Thursday, October 11, 2007

Auxiliary Table Saw Fence and Accessories

The Fence
Adapting a pattern from ShopNotes magazine, Volume 10, Issue 60, I made an auxiliary fence for my table saw. It consists of a 3/4 inch baltic birch, three-sided case to fit over the main Biesemeyer table saw fence. The purpose of the auxiliary fence is to hold the many accessories necessary for various table saw cuts: "burying a dado blade to make a rabbet cut, using a featherboard to hold down a workpiece to the table surface, using a taller fence for support in cutting wider or taller workpieces, and offsetting the workpiece from the fence with a stop block. Each of these accessories is easily added to the auxiliary fence using t-track and toilet bolt/knobs.
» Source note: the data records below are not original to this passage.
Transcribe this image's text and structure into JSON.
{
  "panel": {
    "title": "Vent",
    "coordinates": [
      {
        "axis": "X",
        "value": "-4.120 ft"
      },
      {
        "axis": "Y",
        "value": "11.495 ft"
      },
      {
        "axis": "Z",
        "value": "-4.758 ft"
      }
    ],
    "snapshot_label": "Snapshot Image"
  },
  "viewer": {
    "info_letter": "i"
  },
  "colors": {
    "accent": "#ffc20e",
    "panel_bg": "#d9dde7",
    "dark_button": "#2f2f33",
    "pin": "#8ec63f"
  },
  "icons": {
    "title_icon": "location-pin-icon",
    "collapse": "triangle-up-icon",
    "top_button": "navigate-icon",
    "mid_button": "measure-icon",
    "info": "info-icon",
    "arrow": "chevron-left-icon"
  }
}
The adaptation that I made to the original plan involves the method used to hold the auxiliary fence tightly against the Biesemeyer fence. The original pattern suggests drilling holes through both fences and bolting them together. I chose instead to use an idea from the February, 2006 issue of Workbench magazine. The change involves adding a dado on the inside of the right auxiliary frame piece (see inset). A hole is drilled in the middle of that dado and a t-nut installed in that hole to allow a bolt to turn into the the dado space and force a hardboard clamp against the Biesemeyer fence. Two of these clamps hold the auxiliary fence securely in place.
The Accessories
The feather board accessory attaches to the top rail of the auxiliary fence. It consists of two parts, a slider and a featherboard. The slider has a lateral groove which allows it to be attached via a toilet bolt and knob to the track. This attachment allows the slider to move forward, backward and laterally. for placement on the workpiece before the saw blade. The groove allows the featherboard to move laterally to accommodate the dado fence. The actual featherboard is attached to the slider piece with adjustable depth knobs to accommodate various thicknesses of wood.

The dado fence and tall fence are similar in design but very different in use. Both pieces are 3/4 inch baltic birch plywood attached to the left side of the auxiliary fence with t-bolts and nuts. The dado fence is 3+ inches tall while the tall fence is 12 inches tall. the dado accessory is meant to be consumed as the dado blade is buried in it to make a narrower dado. The tall fence is designed to provide vertical support when cutting taller workpieces.
This issue of ShopNotes has been really useful since this is the second major project I have made from it. I previously made the air compressor caddy. I like the addition of this auxiliary fence to my workshop. First it replaces a couple of poor quality accessories I had attempted to use. It also is an improvement in my mind over the original plan since I did not have to drill holes in my Biesemeyer fence. I wish I could give credit to the source for the clamping alternative but I just don't remember the source. Finally, it lends itself to further modification and adaptation so it will be fun to try to add other accessories.
Project completed October, 2007.







1 comment:

Pete said...

Thanks, just what I was looking for on the 3rd page of google. Just got a new to me table saw with this fence and trying to see what other wood workers are doing to attach other fences.